I want to hear a very clear definition of the point at which government will concede that the damage we're taking in the current pandemic by following the approved policies exceeds the damage we would otherwise take and I want to have confidence that our decision-makers are sufficiently hard-boiled to make the right choices when that point is reached. I don't believe that the current administration, or any other available alternative, will provide either.
Rishi Sunak knows the dangers, but his party has embraced a destructive economic illiteracywww.telegraph.co.uk
I think the Tories are currently in the middle of a massive misjudgement/collapse of leadership:
The Conservatives will lose their new voters if all they can offer is lavish public spending promiseswww.telegraph.co.uk
I hear you on this and I've noted that others whose views I often share on other matters feel the same.

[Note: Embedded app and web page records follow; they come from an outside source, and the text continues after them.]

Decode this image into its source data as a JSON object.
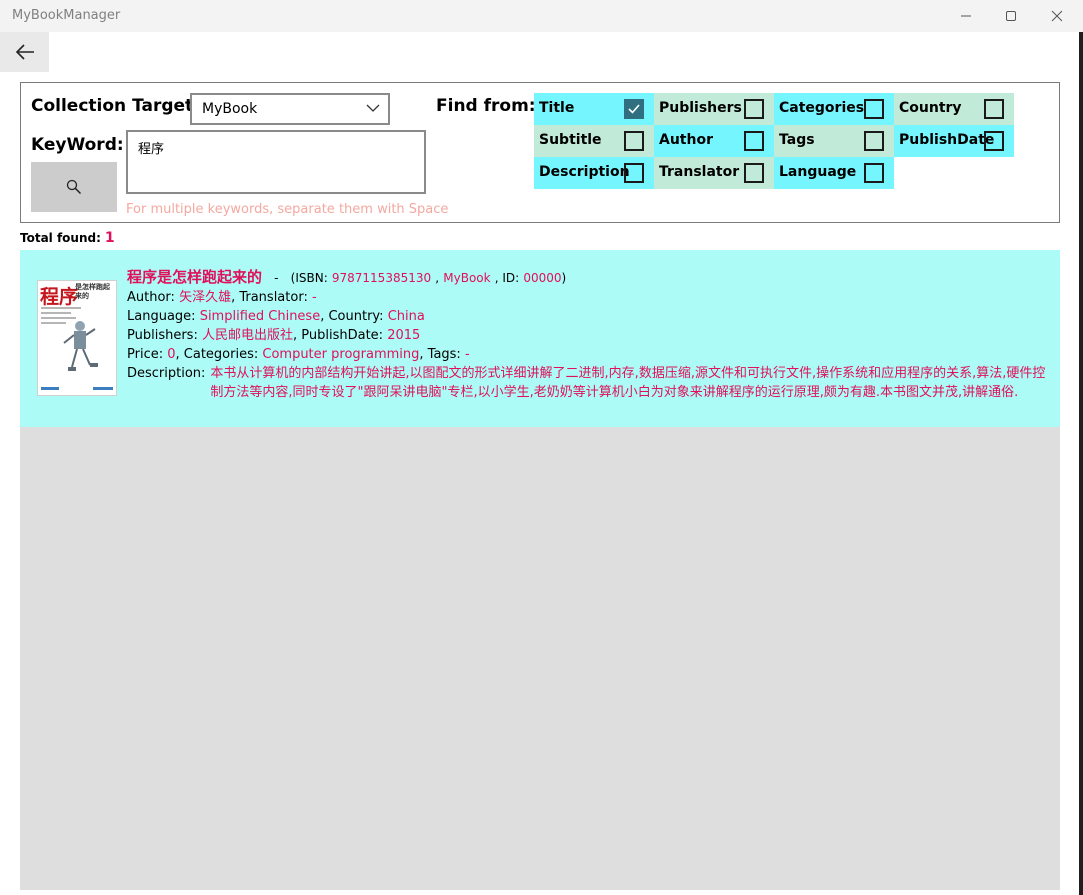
{
  "window": {
    "title": "MyBookManager"
  },
  "search": {
    "collection_label": "Collection Target:",
    "collection_value": "MyBook",
    "keyword_label": "KeyWord:",
    "keyword_value": "程序",
    "hint": "For multiple keywords, separate them with Space",
    "findfrom_label": "Find from:",
    "fields": [
      {
        "label": "Title",
        "checked": true,
        "bg": "#75f5fd"
      },
      {
        "label": "Publishers",
        "checked": false,
        "bg": "#c2ead8"
      },
      {
        "label": "Categories",
        "checked": false,
        "bg": "#75f5fd"
      },
      {
        "label": "Country",
        "checked": false,
        "bg": "#c2ead8"
      },
      {
        "label": "Subtitle",
        "checked": false,
        "bg": "#c2ead8"
      },
      {
        "label": "Author",
        "checked": false,
        "bg": "#75f5fd"
      },
      {
        "label": "Tags",
        "checked": false,
        "bg": "#c2ead8"
      },
      {
        "label": "PublishDate",
        "checked": false,
        "bg": "#75f5fd"
      },
      {
        "label": "Description",
        "checked": false,
        "bg": "#75f5fd"
      },
      {
        "label": "Translator",
        "checked": false,
        "bg": "#c2ead8"
      },
      {
        "label": "Language",
        "checked": false,
        "bg": "#75f5fd"
      }
    ]
  },
  "results": {
    "total_label": "Total found:",
    "total_count": "1",
    "books": [
      {
        "cover_big": "程序",
        "cover_small": "是怎样跑起来的",
        "title": "程序是怎样跑起来的",
        "dash": "-",
        "isbn_label": "(ISBN:",
        "isbn": "9787115385130",
        "sep": ",",
        "collection": "MyBook",
        "id_label": ", ID:",
        "id": "00000",
        "close_paren": ")",
        "author_label": "Author:",
        "author": "矢泽久雄",
        "translator_label": ", Translator:",
        "translator": "-",
        "language_label": "Language:",
        "language": "Simplified Chinese",
        "country_label": ", Country:",
        "country": "China",
        "publishers_label": "Publishers:",
        "publishers": "人民邮电出版社",
        "publishdate_label": ", PublishDate:",
        "publishdate": "2015",
        "price_label": "Price:",
        "price": "0",
        "categories_label": ", Categories:",
        "categories": "Computer programming",
        "tags_label": ",   Tags:",
        "tags": "-",
        "description_label": "Description:",
        "description": "本书从计算机的内部结构开始讲起,以图配文的形式详细讲解了二进制,内存,数据压缩,源文件和可执行文件,操作系统和应用程序的关系,算法,硬件控制方法等内容,同时专设了\"跟阿呆讲电脑\"专栏,以小学生,老奶奶等计算机小白为对象来讲解程序的运行原理,颇为有趣.本书图文并茂,讲解通俗."
      }
    ]
  },
  "icons": {
    "back": "arrow-left-icon",
    "search": "magnifier-icon",
    "combo": "chevron-down-icon",
    "minimize": "minimize-icon",
    "maximize": "maximize-icon",
    "close": "close-icon"
  }
}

To some extent, it reminds me of the war weary public mood in 1945, which saw Attlee elected rather than Churchill, despite victory in a situation much more clear cut than now. Nor did it stop a million books and websites since picking open every decision made in that war, all with the benefit of hindsight.
In some ways though, this situation is even harder on the Government, since there are two diametrically opposed positions, each with strong partisanship in one of the World's most open liberal democracies. Neither position is entirely right or wrong and the situation is evolving constantly. Team Boris has to chart an extremely difficult path between them with no obvious alternatives. Earning much of our living through being an international hub state also makes virus control even harder.
To push for one direction or another is a luxury open to her Majesty's loyal opposition, the media and each of us as individuals, but not to the sitting Government, which must try to the best of its ability to be all things to all men. Strategically, we are probably doing OK. I fully agree tactical mistakes have been made, as they are in war. But again history teaches that whilst hard-line positions often confer an early advantage, they don't always win in the end. Often because the opponent learns from them and improves on them. We will do likewise.
So, my view is that it is little use simply blaming HMG for this, we need to tough it out, do our bit and accept that there are no easy answers, mistakes will be made but we will get through it.